Task: Go through the material below and tally every line with the string "日本脳炎". Reply with the number only.

Data to examine:
──────────

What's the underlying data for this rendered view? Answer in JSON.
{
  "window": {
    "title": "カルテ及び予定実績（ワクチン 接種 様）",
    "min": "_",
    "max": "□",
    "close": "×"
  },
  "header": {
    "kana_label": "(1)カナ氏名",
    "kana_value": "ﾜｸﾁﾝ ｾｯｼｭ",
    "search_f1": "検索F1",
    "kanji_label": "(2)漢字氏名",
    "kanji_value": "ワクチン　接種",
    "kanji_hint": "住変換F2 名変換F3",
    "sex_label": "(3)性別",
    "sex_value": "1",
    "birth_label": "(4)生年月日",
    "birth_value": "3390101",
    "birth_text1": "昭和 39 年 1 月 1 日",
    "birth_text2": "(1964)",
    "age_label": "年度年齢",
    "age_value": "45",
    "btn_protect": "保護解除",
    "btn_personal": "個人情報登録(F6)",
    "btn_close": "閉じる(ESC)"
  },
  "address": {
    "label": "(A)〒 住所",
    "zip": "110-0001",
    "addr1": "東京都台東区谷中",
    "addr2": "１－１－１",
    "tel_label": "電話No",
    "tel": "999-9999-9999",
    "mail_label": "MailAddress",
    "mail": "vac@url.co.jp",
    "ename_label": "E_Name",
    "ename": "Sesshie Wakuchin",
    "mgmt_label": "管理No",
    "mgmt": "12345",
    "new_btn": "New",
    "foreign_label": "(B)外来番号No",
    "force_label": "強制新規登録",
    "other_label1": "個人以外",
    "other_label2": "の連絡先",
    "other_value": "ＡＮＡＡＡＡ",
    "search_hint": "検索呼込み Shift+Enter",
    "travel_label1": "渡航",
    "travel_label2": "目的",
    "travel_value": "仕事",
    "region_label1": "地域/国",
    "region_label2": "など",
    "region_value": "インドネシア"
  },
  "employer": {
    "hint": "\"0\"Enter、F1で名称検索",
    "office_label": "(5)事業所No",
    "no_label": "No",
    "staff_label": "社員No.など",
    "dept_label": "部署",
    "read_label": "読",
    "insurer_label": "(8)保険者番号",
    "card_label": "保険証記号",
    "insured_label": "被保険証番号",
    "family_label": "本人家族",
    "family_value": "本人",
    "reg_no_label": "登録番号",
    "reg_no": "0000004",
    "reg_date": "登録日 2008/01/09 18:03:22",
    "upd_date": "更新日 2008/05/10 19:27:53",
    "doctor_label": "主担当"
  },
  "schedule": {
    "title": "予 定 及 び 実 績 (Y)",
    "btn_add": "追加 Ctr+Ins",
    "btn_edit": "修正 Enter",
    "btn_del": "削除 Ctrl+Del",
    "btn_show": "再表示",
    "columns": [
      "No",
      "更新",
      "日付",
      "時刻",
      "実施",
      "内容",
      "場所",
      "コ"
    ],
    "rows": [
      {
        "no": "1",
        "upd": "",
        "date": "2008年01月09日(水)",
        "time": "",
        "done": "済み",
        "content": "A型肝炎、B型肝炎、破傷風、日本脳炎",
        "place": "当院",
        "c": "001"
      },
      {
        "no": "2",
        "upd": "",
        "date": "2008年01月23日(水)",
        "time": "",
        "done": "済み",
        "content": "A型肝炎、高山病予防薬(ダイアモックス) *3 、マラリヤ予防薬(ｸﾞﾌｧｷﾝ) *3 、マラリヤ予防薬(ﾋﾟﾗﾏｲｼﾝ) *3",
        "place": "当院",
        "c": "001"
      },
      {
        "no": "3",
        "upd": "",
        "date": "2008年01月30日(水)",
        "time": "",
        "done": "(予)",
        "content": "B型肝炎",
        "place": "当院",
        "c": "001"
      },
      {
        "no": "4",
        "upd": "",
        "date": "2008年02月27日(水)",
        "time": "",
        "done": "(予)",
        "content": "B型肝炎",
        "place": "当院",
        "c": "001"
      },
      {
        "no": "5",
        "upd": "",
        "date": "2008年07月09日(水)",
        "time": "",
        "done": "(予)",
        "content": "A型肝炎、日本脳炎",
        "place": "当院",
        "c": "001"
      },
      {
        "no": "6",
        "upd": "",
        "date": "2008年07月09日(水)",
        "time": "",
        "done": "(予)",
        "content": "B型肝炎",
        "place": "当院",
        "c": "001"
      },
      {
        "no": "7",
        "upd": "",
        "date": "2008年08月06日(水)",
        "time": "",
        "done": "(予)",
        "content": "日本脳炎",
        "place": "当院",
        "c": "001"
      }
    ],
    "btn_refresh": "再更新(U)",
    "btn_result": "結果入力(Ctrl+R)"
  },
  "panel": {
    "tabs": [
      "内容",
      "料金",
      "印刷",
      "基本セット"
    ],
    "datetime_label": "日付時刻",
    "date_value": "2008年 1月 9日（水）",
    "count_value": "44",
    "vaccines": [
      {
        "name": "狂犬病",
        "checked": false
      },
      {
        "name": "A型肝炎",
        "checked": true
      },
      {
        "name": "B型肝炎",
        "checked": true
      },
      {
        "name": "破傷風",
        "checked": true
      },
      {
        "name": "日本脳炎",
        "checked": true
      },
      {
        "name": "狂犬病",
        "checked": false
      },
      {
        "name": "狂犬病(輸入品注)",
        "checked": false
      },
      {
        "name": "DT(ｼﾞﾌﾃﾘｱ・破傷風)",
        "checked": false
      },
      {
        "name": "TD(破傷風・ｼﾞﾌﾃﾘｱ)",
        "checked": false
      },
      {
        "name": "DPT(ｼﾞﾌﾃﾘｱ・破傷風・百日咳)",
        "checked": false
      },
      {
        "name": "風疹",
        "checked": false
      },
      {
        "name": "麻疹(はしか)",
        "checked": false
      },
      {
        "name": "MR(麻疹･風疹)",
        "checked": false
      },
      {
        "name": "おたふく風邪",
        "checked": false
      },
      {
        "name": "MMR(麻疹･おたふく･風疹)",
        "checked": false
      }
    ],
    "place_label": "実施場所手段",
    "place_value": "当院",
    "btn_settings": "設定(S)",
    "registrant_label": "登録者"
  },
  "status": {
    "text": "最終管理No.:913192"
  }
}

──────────

Finished task: 4